The CEO, Denial, and Executive Protection
In terms of survival, nature gave us a great gift: our intuition or “gut instinct”. We all can relate to having that innate feeling that something was not quite right. Whether it was the hair on the back of our neck standing on end or that funny feeling in the pit of our stomach, we felt that danger was close-by. Our instinct and senses told us so. People who find themselves in this situation know they only have four options at their disposal depending on the circumstances – freeze (to do nothing), run, hide, or fight. From my perspective, it is the first that causes the greatest risk, yet this is what happens much of the time.
Denial and Rationalization
Author John Leach shares, “Many witnesses attest that victims of a disaster often perish despite reasonable possibilities for escaping because their behavior during the initial moments of the accident was inappropriate to the situation. Frequently witnesses report victims ‘freezing’ in the face of danger.” So, why do people often fail to react to threats by foregoing their intuition? The answer to this question can be found in nature’s second gift; one that often overpowers intuition: Denial! Denial can be an all-powerful force often overriding intuition. Denial can lead us to believe we are safe when we are not. To complicate things more, denial has a strong ally, and it’s called rationalization. Denial provides the seeds for incorrectly and unsafely assessing the situation one finds themselves in and rationalization offers the fertilizer and water for a potentially hazardous outcome.
There are many reasons why rationalization occurs, and denial is one of them. We simply do not want to believe that someone will carry out their implied or specific threats. We can become overwhelmed with this horrible thought and simply do not want to acknowledge the dangers or deal with them. Rationalization comes in many forms especially in response to veiled threats. Excuses are made to explain away the behavior attributed to the individual; comments such as “They were only joking” and “They don’t mean it” serve as prime examples of rationalization and denial at work. Another concern is the ignoring of threats based on one’s personal assessment or belief when they have no training or experience to base this on.
Another form of rationalization is ego and the feeling of invincibility. While I believe in the concept of never living in fear, we need to avoid a cavalier approach that ignores danger signs and the credible advice of security professionals.
Executive Protection and the CEO
While the need for protection can transcend all levels of an organization dependent on the nature of the threat, the perceived figure head or “face of the organization” is often targeted due to their high-profile position. In politics, it’s government leaders who hold office, as evidenced by the shooting of House Majority Whip Steve Scalise (Louisiana) and others during a congressional baseball practice in Alexandra, Virginia. In the private sector, it can be the CEO. The CEO is the face of the organization and can substantially contribute to the public’s perception of the company’s brand image. It is this position that often garners threats and acts of aggression from inside and outside the organization. These threats can also include the CEO’s family and home. The CEO must always be aware they may not be the only one at risk. Often, risk extends to the organization the CEO is responsible for.
While there is no doubt a CEO is a special individual who has accomplished incredible success, this does not mean they are immune to denial and rationalization.
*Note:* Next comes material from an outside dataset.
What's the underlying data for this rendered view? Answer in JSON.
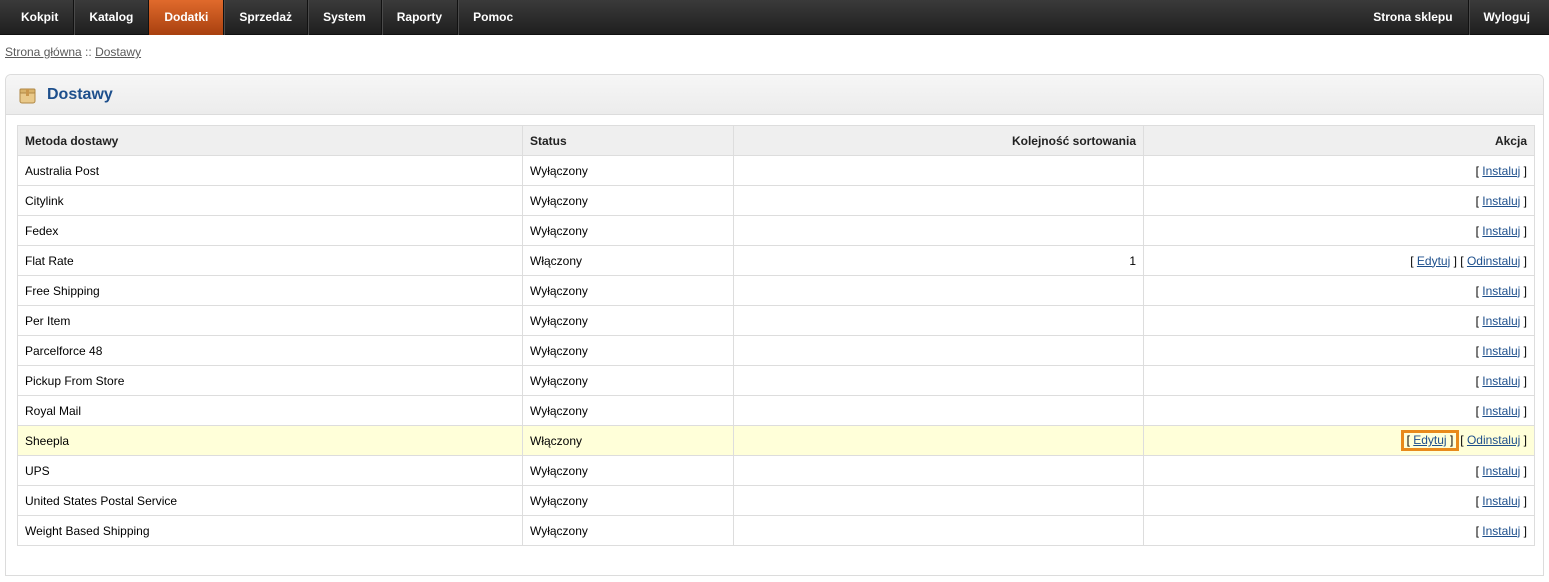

Typical reactions from CEOs considering executive protection can include:
These reactions are justified; but, we know the public, media, government regulators and others do a very good job of taking a catastrophic event and working backwards to determine where the weak link lays; that point during the event’s early developmental stage where a decision was made that dictated a course of action or, in some cases, no response. If the threat and response strategy was incorrectly minimized, then this is where blame and subsequent consequences will be focused.
One benchmark for assessing the validity of the aforementioned reactions is answering one simple question: Should an attack occur, upon hindsight, what could have been done differently? This is where denial and rationalization most often rears its ugly head and sets in motion future heartache and regret. When there is the opportunity to introduce a mitigation strategy that balances overreaction with under-reaction while neutralizing the threat, then denial and rationalization is eliminated and safety enhanced.
Executive Protection: Is it for you?
When considering executive protection for a CEO, their family or other organizational leaders, PRS recommends focusing on the following:
Benefits of Executive Protection
The benefits of EP are extensive and need to be considered when conducting a cost-benefit analysis: Benefits include:
Executive protection and weighing the need for it can be a complicated endeavor. PRS is prepared to assess your situation, offer guidance based on a foundation of reasonableness and objectivity and partner with critical stakeholders to create a safe and productive future. Contact the PRS team for further information.